Dataset excerpts:
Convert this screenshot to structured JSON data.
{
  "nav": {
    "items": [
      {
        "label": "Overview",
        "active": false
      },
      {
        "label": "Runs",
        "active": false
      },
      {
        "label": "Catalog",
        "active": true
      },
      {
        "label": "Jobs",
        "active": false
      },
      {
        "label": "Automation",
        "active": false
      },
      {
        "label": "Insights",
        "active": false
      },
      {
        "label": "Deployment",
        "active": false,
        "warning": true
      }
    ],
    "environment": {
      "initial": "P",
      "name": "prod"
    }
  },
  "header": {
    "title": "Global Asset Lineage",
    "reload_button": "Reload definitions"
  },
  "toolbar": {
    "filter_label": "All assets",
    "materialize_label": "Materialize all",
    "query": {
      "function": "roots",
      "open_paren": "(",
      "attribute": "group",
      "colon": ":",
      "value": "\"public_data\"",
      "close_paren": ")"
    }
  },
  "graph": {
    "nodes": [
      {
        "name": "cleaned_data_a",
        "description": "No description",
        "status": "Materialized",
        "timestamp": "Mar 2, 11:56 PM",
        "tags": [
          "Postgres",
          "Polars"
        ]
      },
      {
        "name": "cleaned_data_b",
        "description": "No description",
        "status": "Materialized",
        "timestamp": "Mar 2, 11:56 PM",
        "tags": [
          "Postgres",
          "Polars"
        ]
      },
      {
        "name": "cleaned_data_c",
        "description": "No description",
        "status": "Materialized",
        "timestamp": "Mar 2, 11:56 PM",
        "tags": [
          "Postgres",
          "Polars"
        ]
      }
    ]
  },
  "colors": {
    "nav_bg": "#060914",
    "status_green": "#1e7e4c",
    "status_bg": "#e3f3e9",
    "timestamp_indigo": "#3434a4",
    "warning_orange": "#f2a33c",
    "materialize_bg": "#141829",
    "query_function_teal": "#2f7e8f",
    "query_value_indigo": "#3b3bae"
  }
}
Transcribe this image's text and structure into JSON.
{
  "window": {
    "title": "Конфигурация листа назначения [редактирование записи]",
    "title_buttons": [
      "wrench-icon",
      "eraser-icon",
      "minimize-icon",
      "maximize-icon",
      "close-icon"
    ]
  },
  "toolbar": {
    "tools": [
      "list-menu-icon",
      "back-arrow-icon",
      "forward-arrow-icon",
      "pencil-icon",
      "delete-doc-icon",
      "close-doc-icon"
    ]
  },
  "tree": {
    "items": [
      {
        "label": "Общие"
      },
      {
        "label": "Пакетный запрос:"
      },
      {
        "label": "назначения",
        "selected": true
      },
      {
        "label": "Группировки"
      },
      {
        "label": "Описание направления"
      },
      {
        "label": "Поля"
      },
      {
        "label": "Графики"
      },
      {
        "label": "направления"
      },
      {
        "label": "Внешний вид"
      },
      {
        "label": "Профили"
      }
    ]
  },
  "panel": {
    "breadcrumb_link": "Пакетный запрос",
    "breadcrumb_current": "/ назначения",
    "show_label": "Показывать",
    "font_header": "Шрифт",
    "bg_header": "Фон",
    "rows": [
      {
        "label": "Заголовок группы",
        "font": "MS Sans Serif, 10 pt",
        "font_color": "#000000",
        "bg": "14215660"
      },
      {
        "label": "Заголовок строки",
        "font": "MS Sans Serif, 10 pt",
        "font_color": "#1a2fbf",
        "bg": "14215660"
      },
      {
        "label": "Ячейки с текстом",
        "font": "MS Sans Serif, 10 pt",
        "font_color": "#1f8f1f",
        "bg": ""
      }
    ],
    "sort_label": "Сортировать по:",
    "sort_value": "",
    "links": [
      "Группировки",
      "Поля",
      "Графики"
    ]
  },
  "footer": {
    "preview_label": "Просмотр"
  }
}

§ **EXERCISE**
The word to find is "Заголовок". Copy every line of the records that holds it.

§ **RESULT OF THIS TASK**
        "label": "Заголовок группы",
        "label": "Заголовок строки",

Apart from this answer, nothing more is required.